- Internet ID For All Americans - "Possible methods of creating a ‘trusted identity’ could include issuing a ‘smart card’ or digital certificates that would prove that online users are who they say they are. They could then be used to buy goods and carry out financial transactions on the Internet."
- We're Running Out Of IPv4 Address Space! - Seems that I hear this every year, that this will be the year when we run out of IP addresses. They always point to the fact that all kinds of devices, such as TVs, BlueRay players, Tivos, alarm clocks, and toasters will have an IP address. I have to say, I have a lot of devices on my home network. I love technology and get my hands on as much network-connected stuff as possible. I have a private subnet that can address 253 devices. I could use a Class A if I wanted to, and I still only need one public IP address. So, I fail to see the rush to IPv6, which I am pretty sure will not solve the security problem, but create more problems as people find more problems with IPv6 security.
- Researcher Develops Password Hacking Software for Wi-Fi Networks Using Amazon Web Services - Don't get me wrong, I think this is a very useful way to attack WPA-PSK. Using "the cloud" to brute-force passwords has lowered the security of the password even further (if that was at all possible). However, is the defense against this attack simply to generate a random 16 character string and use that as a password? Of course, this is not user-friendly, so people tend to choose weaker keys. In the end, we are exploiting the human, not the technology.
- Final Fifteen - Web Hacking Techniques - There are some really cool techniques in this list.
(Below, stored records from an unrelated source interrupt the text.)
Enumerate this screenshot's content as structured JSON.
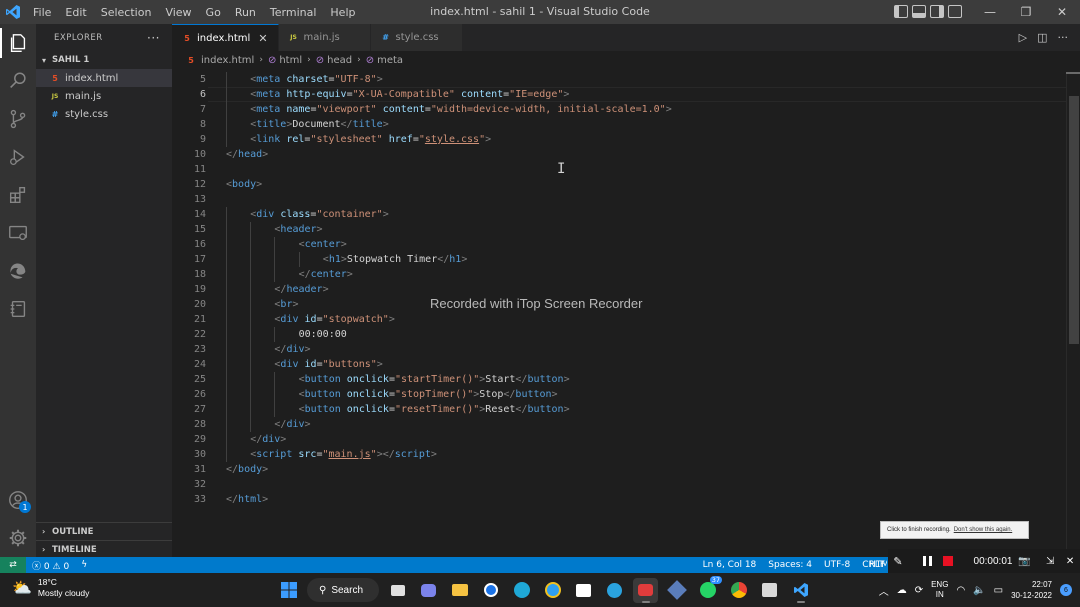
{
  "window": {
    "title": "index.html - sahil 1 - Visual Studio Code",
    "menu": [
      "File",
      "Edit",
      "Selection",
      "View",
      "Go",
      "Run",
      "Terminal",
      "Help"
    ]
  },
  "activity_bar": [
    "explorer-icon",
    "search-icon",
    "source-control-icon",
    "run-debug-icon",
    "extensions-icon",
    "remote-explorer-icon",
    "edge-devtools-icon",
    "notebook-icon"
  ],
  "accounts_badge": "1",
  "explorer": {
    "header": "EXPLORER",
    "more": "···",
    "folder": "SAHIL 1",
    "files": [
      {
        "name": "index.html",
        "type": "html",
        "icon": "5"
      },
      {
        "name": "main.js",
        "type": "js",
        "icon": "JS"
      },
      {
        "name": "style.css",
        "type": "css",
        "icon": "#"
      }
    ],
    "outline": "OUTLINE",
    "timeline": "TIMELINE"
  },
  "tabs": [
    {
      "label": "index.html",
      "active": true,
      "close": "✕"
    },
    {
      "label": "main.js",
      "active": false
    },
    {
      "label": "style.css",
      "active": false
    }
  ],
  "breadcrumb": [
    "index.html",
    "html",
    "head",
    "meta"
  ],
  "editor": {
    "current_line": 6,
    "lines": [
      {
        "n": 5,
        "indent": 2,
        "tokens": [
          [
            "b",
            "<"
          ],
          [
            "t",
            "meta"
          ],
          [
            "x",
            " "
          ],
          [
            "a",
            "charset"
          ],
          [
            "x",
            "="
          ],
          [
            "s",
            "\"UTF-8\""
          ],
          [
            "b",
            ">"
          ]
        ]
      },
      {
        "n": 6,
        "indent": 2,
        "tokens": [
          [
            "b",
            "<"
          ],
          [
            "t",
            "meta"
          ],
          [
            "x",
            " "
          ],
          [
            "a",
            "http-equiv"
          ],
          [
            "x",
            "="
          ],
          [
            "s",
            "\"X-UA-Compatible\""
          ],
          [
            "x",
            " "
          ],
          [
            "a",
            "content"
          ],
          [
            "x",
            "="
          ],
          [
            "s",
            "\"IE=edge\""
          ],
          [
            "b",
            ">"
          ]
        ]
      },
      {
        "n": 7,
        "indent": 2,
        "tokens": [
          [
            "b",
            "<"
          ],
          [
            "t",
            "meta"
          ],
          [
            "x",
            " "
          ],
          [
            "a",
            "name"
          ],
          [
            "x",
            "="
          ],
          [
            "s",
            "\"viewport\""
          ],
          [
            "x",
            " "
          ],
          [
            "a",
            "content"
          ],
          [
            "x",
            "="
          ],
          [
            "s",
            "\"width=device-width, initial-scale=1.0\""
          ],
          [
            "b",
            ">"
          ]
        ]
      },
      {
        "n": 8,
        "indent": 2,
        "tokens": [
          [
            "b",
            "<"
          ],
          [
            "t",
            "title"
          ],
          [
            "b",
            ">"
          ],
          [
            "x",
            "Document"
          ],
          [
            "b",
            "</"
          ],
          [
            "t",
            "title"
          ],
          [
            "b",
            ">"
          ]
        ]
      },
      {
        "n": 9,
        "indent": 2,
        "tokens": [
          [
            "b",
            "<"
          ],
          [
            "t",
            "link"
          ],
          [
            "x",
            " "
          ],
          [
            "a",
            "rel"
          ],
          [
            "x",
            "="
          ],
          [
            "s",
            "\"stylesheet\""
          ],
          [
            "x",
            " "
          ],
          [
            "a",
            "href"
          ],
          [
            "x",
            "="
          ],
          [
            "s",
            "\""
          ],
          [
            "u",
            "style.css"
          ],
          [
            "s",
            "\""
          ],
          [
            "b",
            ">"
          ]
        ]
      },
      {
        "n": 10,
        "indent": 0,
        "tokens": [
          [
            "b",
            "</"
          ],
          [
            "t",
            "head"
          ],
          [
            "b",
            ">"
          ]
        ]
      },
      {
        "n": 11,
        "indent": 0,
        "tokens": []
      },
      {
        "n": 12,
        "indent": 0,
        "tokens": [
          [
            "b",
            "<"
          ],
          [
            "t",
            "body"
          ],
          [
            "b",
            ">"
          ]
        ]
      },
      {
        "n": 13,
        "indent": 0,
        "tokens": []
      },
      {
        "n": 14,
        "indent": 2,
        "tokens": [
          [
            "b",
            "<"
          ],
          [
            "t",
            "div"
          ],
          [
            "x",
            " "
          ],
          [
            "a",
            "class"
          ],
          [
            "x",
            "="
          ],
          [
            "s",
            "\"container\""
          ],
          [
            "b",
            ">"
          ]
        ]
      },
      {
        "n": 15,
        "indent": 4,
        "tokens": [
          [
            "b",
            "<"
          ],
          [
            "t",
            "header"
          ],
          [
            "b",
            ">"
          ]
        ]
      },
      {
        "n": 16,
        "indent": 6,
        "tokens": [
          [
            "b",
            "<"
          ],
          [
            "t",
            "center"
          ],
          [
            "b",
            ">"
          ]
        ]
      },
      {
        "n": 17,
        "indent": 8,
        "tokens": [
          [
            "b",
            "<"
          ],
          [
            "t",
            "h1"
          ],
          [
            "b",
            ">"
          ],
          [
            "x",
            "Stopwatch Timer"
          ],
          [
            "b",
            "</"
          ],
          [
            "t",
            "h1"
          ],
          [
            "b",
            ">"
          ]
        ]
      },
      {
        "n": 18,
        "indent": 6,
        "tokens": [
          [
            "b",
            "</"
          ],
          [
            "t",
            "center"
          ],
          [
            "b",
            ">"
          ]
        ]
      },
      {
        "n": 19,
        "indent": 4,
        "tokens": [
          [
            "b",
            "</"
          ],
          [
            "t",
            "header"
          ],
          [
            "b",
            ">"
          ]
        ]
      },
      {
        "n": 20,
        "indent": 4,
        "tokens": [
          [
            "b",
            "<"
          ],
          [
            "t",
            "br"
          ],
          [
            "b",
            ">"
          ]
        ]
      },
      {
        "n": 21,
        "indent": 4,
        "tokens": [
          [
            "b",
            "<"
          ],
          [
            "t",
            "div"
          ],
          [
            "x",
            " "
          ],
          [
            "a",
            "id"
          ],
          [
            "x",
            "="
          ],
          [
            "s",
            "\"stopwatch\""
          ],
          [
            "b",
            ">"
          ]
        ]
      },
      {
        "n": 22,
        "indent": 6,
        "tokens": [
          [
            "x",
            "00:00:00"
          ]
        ]
      },
      {
        "n": 23,
        "indent": 4,
        "tokens": [
          [
            "b",
            "</"
          ],
          [
            "t",
            "div"
          ],
          [
            "b",
            ">"
          ]
        ]
      },
      {
        "n": 24,
        "indent": 4,
        "tokens": [
          [
            "b",
            "<"
          ],
          [
            "t",
            "div"
          ],
          [
            "x",
            " "
          ],
          [
            "a",
            "id"
          ],
          [
            "x",
            "="
          ],
          [
            "s",
            "\"buttons\""
          ],
          [
            "b",
            ">"
          ]
        ]
      },
      {
        "n": 25,
        "indent": 6,
        "tokens": [
          [
            "b",
            "<"
          ],
          [
            "t",
            "button"
          ],
          [
            "x",
            " "
          ],
          [
            "a",
            "onclick"
          ],
          [
            "x",
            "="
          ],
          [
            "s",
            "\"startTimer()\""
          ],
          [
            "b",
            ">"
          ],
          [
            "x",
            "Start"
          ],
          [
            "b",
            "</"
          ],
          [
            "t",
            "button"
          ],
          [
            "b",
            ">"
          ]
        ]
      },
      {
        "n": 26,
        "indent": 6,
        "tokens": [
          [
            "b",
            "<"
          ],
          [
            "t",
            "button"
          ],
          [
            "x",
            " "
          ],
          [
            "a",
            "onclick"
          ],
          [
            "x",
            "="
          ],
          [
            "s",
            "\"stopTimer()\""
          ],
          [
            "b",
            ">"
          ],
          [
            "x",
            "Stop"
          ],
          [
            "b",
            "</"
          ],
          [
            "t",
            "button"
          ],
          [
            "b",
            ">"
          ]
        ]
      },
      {
        "n": 27,
        "indent": 6,
        "tokens": [
          [
            "b",
            "<"
          ],
          [
            "t",
            "button"
          ],
          [
            "x",
            " "
          ],
          [
            "a",
            "onclick"
          ],
          [
            "x",
            "="
          ],
          [
            "s",
            "\"resetTimer()\""
          ],
          [
            "b",
            ">"
          ],
          [
            "x",
            "Reset"
          ],
          [
            "b",
            "</"
          ],
          [
            "t",
            "button"
          ],
          [
            "b",
            ">"
          ]
        ]
      },
      {
        "n": 28,
        "indent": 4,
        "tokens": [
          [
            "b",
            "</"
          ],
          [
            "t",
            "div"
          ],
          [
            "b",
            ">"
          ]
        ]
      },
      {
        "n": 29,
        "indent": 2,
        "tokens": [
          [
            "b",
            "</"
          ],
          [
            "t",
            "div"
          ],
          [
            "b",
            ">"
          ]
        ]
      },
      {
        "n": 30,
        "indent": 2,
        "tokens": [
          [
            "b",
            "<"
          ],
          [
            "t",
            "script"
          ],
          [
            "x",
            " "
          ],
          [
            "a",
            "src"
          ],
          [
            "x",
            "="
          ],
          [
            "s",
            "\""
          ],
          [
            "u",
            "main.js"
          ],
          [
            "s",
            "\""
          ],
          [
            "b",
            "></"
          ],
          [
            "t",
            "script"
          ],
          [
            "b",
            ">"
          ]
        ]
      },
      {
        "n": 31,
        "indent": 0,
        "tokens": [
          [
            "b",
            "</"
          ],
          [
            "t",
            "body"
          ],
          [
            "b",
            ">"
          ]
        ]
      },
      {
        "n": 32,
        "indent": 0,
        "tokens": []
      },
      {
        "n": 33,
        "indent": 0,
        "tokens": [
          [
            "b",
            "</"
          ],
          [
            "t",
            "html"
          ],
          [
            "b",
            ">"
          ]
        ]
      }
    ]
  },
  "watermark": "Recorded with iTop Screen Recorder",
  "recording_hint": {
    "text": "Click to finish recording.",
    "link": "Don't show this again."
  },
  "recorder": {
    "time": "00:00:01"
  },
  "statusbar": {
    "remote": "⇄",
    "errors": "0",
    "warnings": "0",
    "position": "Ln 6, Col 18",
    "spaces": "Spaces: 4",
    "encoding": "UTF-8",
    "eol": "CRLF",
    "language": "HTML"
  },
  "taskbar": {
    "weather_temp": "18°C",
    "weather_cond": "Mostly cloudy",
    "search": "Search",
    "whatsapp_badge": "37",
    "lang_top": "ENG",
    "lang_bottom": "IN",
    "time": "22:07",
    "date": "30-12-2022",
    "notifications": "6"
  },
  "colors": {
    "accent": "#007acc",
    "tag": "#569cd6",
    "attr": "#9cdcfe",
    "string": "#ce9178",
    "text": "#d4d4d4"
  }
}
I strongly suggest to our listeners that you review this list and learn about all of these techniques.